An outside judge has been called in to hear a lawsuit brought by the Provost Umphrey against a former equity partner, attorney Paul ‘Chip’ Ferguson Jr.
Ferguson resigned from the Beaumont law firm on Aug. 3 and then filed a lawsuit, which was immediately sealed, against PU the following day in Jefferson County District Court.
Although Ferguson has since non-suited PU, the firm filed a lawsuit of its own against him on Aug. 24, seeking a court order to force the attorney into arbitration, court records show.
PU’s case landed in Judge Donald Floyd’s 172nd District Court.

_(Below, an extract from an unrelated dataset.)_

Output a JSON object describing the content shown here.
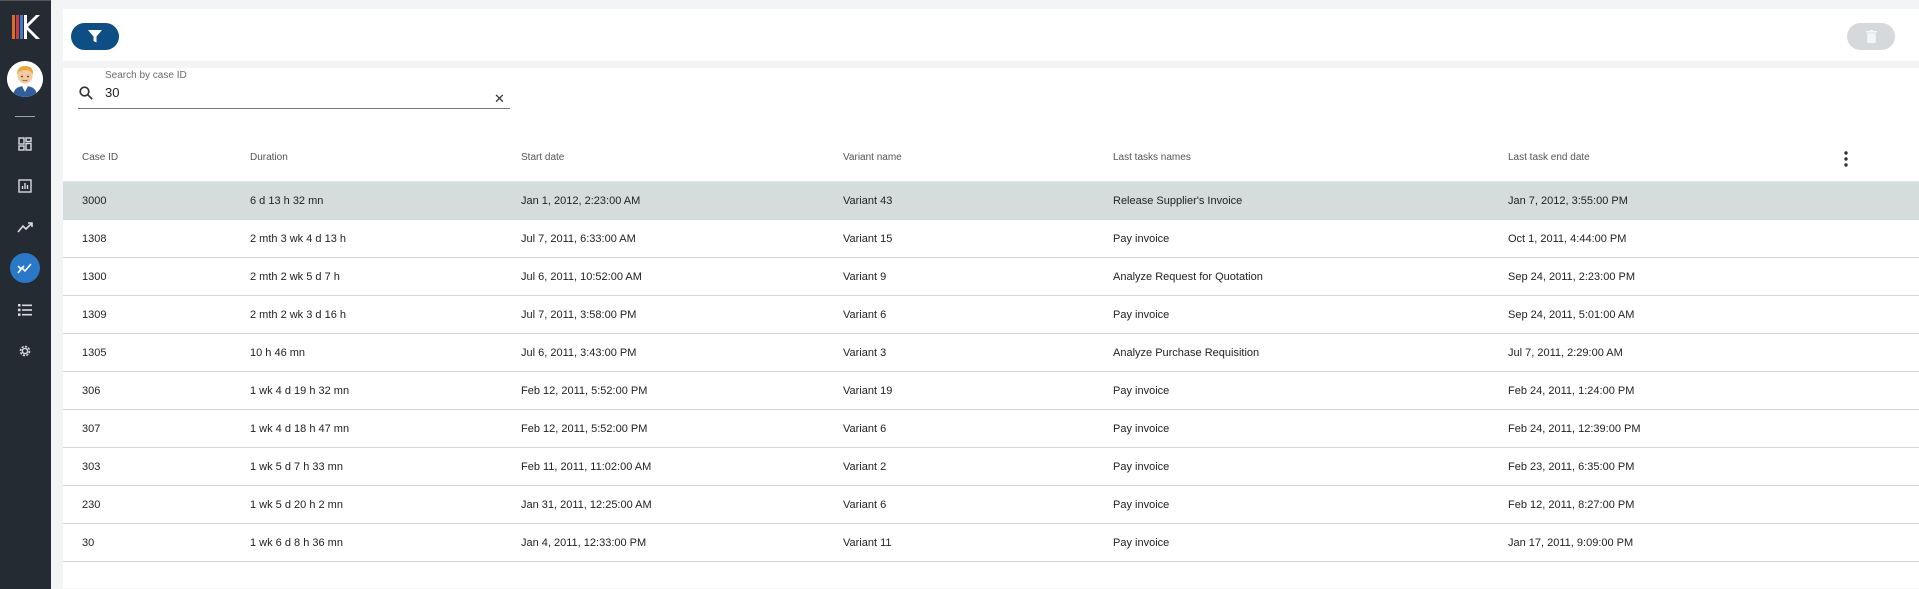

A court order, dated Aug. 24, shows Floyd recused himself and that Judge Gary Sanderson, 60th District Court, referred the case to a visiting judge.
Judge Olen Underwood of the Second Judicial Administrative Region of Texas will now preside over the litigation, according to the court order.
On Aug. 21 Judge Sanderson, at the request of Ferguson, non-suited PU without prejudice.
Three days later, PU filed its suit, asserting a Jan. 1, 2012 partnership agreement in place between the parties contains a broad and mandatory arbitration clause.
According to the lawsuit, Ferguson is claiming he is not bound by the agreement and that he is entitled to “much more than a departing partner is entitled to receive” under the agreement.
“Because the disputes at issue are subject to a binding arbitration provision, this court should both compel arbitration and stay the proceedings pending a final resolution in the arbitration,” the suit states. “At that point, this court should enter a final judgment in accord with the arbitration results and dismiss this action.”
Ferguson has handled several prized cases for PU, which includes scoring a $32 million jury verdict against Domino’s Pizza in 2013 – a top five verdict in Texas that year, according to the National Law Journal.
He is represented by Glen Morgan, a partner at Reaud Morgan & Quinn.
Attorney Fields Alexander of the Houston law firm Beck Redden represents PU.
Case Nos. B-197407 (Ferguson v. PU) and E-197460 (PU v. Ferguson)